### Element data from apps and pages
□ □ □

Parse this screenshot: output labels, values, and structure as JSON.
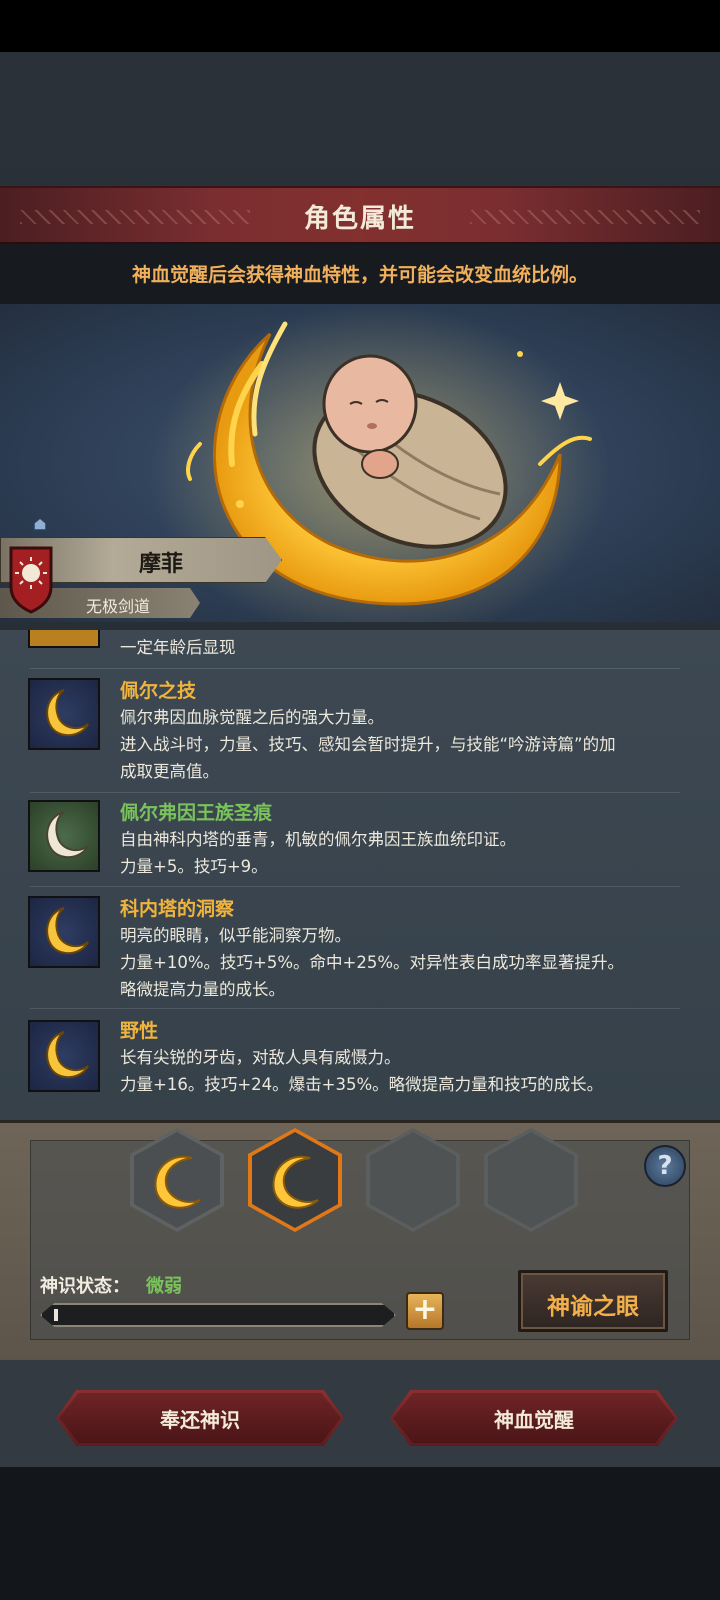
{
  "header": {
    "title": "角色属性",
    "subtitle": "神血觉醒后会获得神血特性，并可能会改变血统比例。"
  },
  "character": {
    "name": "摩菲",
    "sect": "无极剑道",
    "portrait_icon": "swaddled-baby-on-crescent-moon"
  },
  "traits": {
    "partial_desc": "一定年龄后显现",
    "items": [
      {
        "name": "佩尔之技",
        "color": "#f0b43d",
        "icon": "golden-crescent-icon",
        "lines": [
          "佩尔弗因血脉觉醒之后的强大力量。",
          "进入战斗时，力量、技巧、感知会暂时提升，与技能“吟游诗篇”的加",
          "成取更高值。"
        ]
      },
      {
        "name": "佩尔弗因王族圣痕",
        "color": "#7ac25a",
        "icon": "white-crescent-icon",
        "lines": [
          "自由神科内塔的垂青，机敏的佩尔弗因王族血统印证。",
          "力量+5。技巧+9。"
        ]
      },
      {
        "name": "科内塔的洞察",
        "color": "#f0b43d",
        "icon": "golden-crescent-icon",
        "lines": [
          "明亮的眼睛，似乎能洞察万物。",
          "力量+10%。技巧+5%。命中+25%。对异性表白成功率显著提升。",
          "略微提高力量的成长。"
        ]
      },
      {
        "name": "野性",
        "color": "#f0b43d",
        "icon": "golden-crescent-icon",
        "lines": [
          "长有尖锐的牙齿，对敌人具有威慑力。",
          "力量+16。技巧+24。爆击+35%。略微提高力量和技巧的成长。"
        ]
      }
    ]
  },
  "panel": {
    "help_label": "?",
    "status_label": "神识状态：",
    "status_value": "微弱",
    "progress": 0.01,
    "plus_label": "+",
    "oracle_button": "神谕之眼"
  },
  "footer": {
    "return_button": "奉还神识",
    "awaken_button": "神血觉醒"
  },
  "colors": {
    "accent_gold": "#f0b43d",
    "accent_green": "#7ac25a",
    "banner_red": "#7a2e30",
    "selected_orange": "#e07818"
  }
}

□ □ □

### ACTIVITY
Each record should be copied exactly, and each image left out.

### SOLUTION
Parse this screenshot: output labels, values, and structure as JSON.
{
  "header": {
    "title": "角色属性",
    "subtitle": "神血觉醒后会获得神血特性，并可能会改变血统比例。"
  },
  "character": {
    "name": "摩菲",
    "sect": "无极剑道",
    "portrait_icon": "swaddled-baby-on-crescent-moon"
  },
  "traits": {
    "partial_desc": "一定年龄后显现",
    "items": [
      {
        "name": "佩尔之技",
        "color": "#f0b43d",
        "icon": "golden-crescent-icon",
        "lines": [
          "佩尔弗因血脉觉醒之后的强大力量。",
          "进入战斗时，力量、技巧、感知会暂时提升，与技能“吟游诗篇”的加",
          "成取更高值。"
        ]
      },
      {
        "name": "佩尔弗因王族圣痕",
        "color": "#7ac25a",
        "icon": "white-crescent-icon",
        "lines": [
          "自由神科内塔的垂青，机敏的佩尔弗因王族血统印证。",
          "力量+5。技巧+9。"
        ]
      },
      {
        "name": "科内塔的洞察",
        "color": "#f0b43d",
        "icon": "golden-crescent-icon",
        "lines": [
          "明亮的眼睛，似乎能洞察万物。",
          "力量+10%。技巧+5%。命中+25%。对异性表白成功率显著提升。",
          "略微提高力量的成长。"
        ]
      },
      {
        "name": "野性",
        "color": "#f0b43d",
        "icon": "golden-crescent-icon",
        "lines": [
          "长有尖锐的牙齿，对敌人具有威慑力。",
          "力量+16。技巧+24。爆击+35%。略微提高力量和技巧的成长。"
        ]
      }
    ]
  },
  "panel": {
    "help_label": "?",
    "status_label": "神识状态：",
    "status_value": "微弱",
    "progress": 0.01,
    "plus_label": "+",
    "oracle_button": "神谕之眼"
  },
  "footer": {
    "return_button": "奉还神识",
    "awaken_button": "神血觉醒"
  },
  "colors": {
    "accent_gold": "#f0b43d",
    "accent_green": "#7ac25a",
    "banner_red": "#7a2e30",
    "selected_orange": "#e07818"
  }
}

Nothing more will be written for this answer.